Press Release

Can Good Judgment Be Taught?


New Volume of Essays from the American Academy Examines the Teaching of Evidence-Based Decision Making

CAMBRIDGE, Mass. – A new collection of essays published by the American Academy of Arts and Sciences examines the extent to which critical thinking skills can be taught. The volume, Education and a Civil Society: Teaching Evidence-Based Decision Making, explores the dimensions of critical thinking from a variety of perspectives.

With the relentless focus on standards and assessments in the core areas of mathematics, science, and English, are American schools doing enough to teach critical thinking – in effect, the capacity to exercise sound judgment – that is so important to effective participation in a democratic society? Do we even know how to teach fact-based reasoning? These are among the questions that led to an American Academy of Arts and Sciences initiative focused on evidence-based decision making in K-16 education. The resulting collection of essays is available on the American Academy’s web site at:

The Academy organized a series of workshops that brought together educators, textbook editors, curriculum designers, experts on educational assessment and policy, developmental psychologists, and others to examine the importance of critical thinking and how it is taught in the schools.

Education and a Civil Society: Teaching Evidence-Based Decision Making includes an introduction by Lee S. Shulman, President Emeritus of the Carnegie Foundation for the Advancement of Teaching, and the following essays:

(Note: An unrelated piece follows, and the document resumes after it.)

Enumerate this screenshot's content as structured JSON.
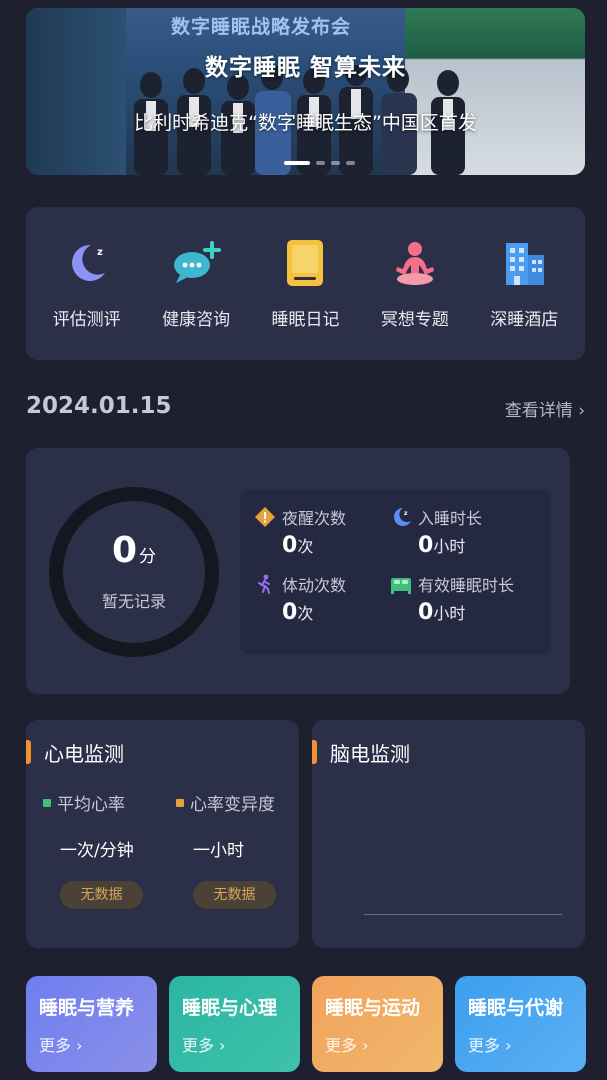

  • "Decision Making and its Development" David N. Perkins, Senior Professor of Education and founding member of Project Zero, Harvard Graduate school of Education
  • “Can Reasoning Be Taught?” Richard E. Nisbett, Theodore M. Newcomb Distinguished University Professor and Co-Director, Culture and Cognition Program, University of Michigan
  • “Is Critical Thinking a General Talent?” Jerome Kagan, Daniel and Amy Starch Professor of Psychology Emeritus and Co-Director Emeritus, Mind-Brain Initiative, Harvard University
  • “Teaching Evidence-Based Citizenship” Eamonn Callan, Pigott Family Professor in Education and Associate Dean for Academic and Student Affairs, Stanford University
  • “Learning to Reason About Evidence and Explanations: Promising Directions in Education” Tina Grotzer, Assistant Professor, Harvard Graduate School of Education


Founded in 1780, the American Academy of Arts and Sciences is an independent policy research center that conducts multidisciplinary studies of complex and emerging problems. Current Academy research focuses on science and technology policy; global security; social policy; the humanities and culture; and education. With headquarters in Cambridge, Massachusetts, the Academy’s work is advanced by its 4,600 elected members, who are leaders in the academic disciplines, the arts, business and public affairs from around the world. (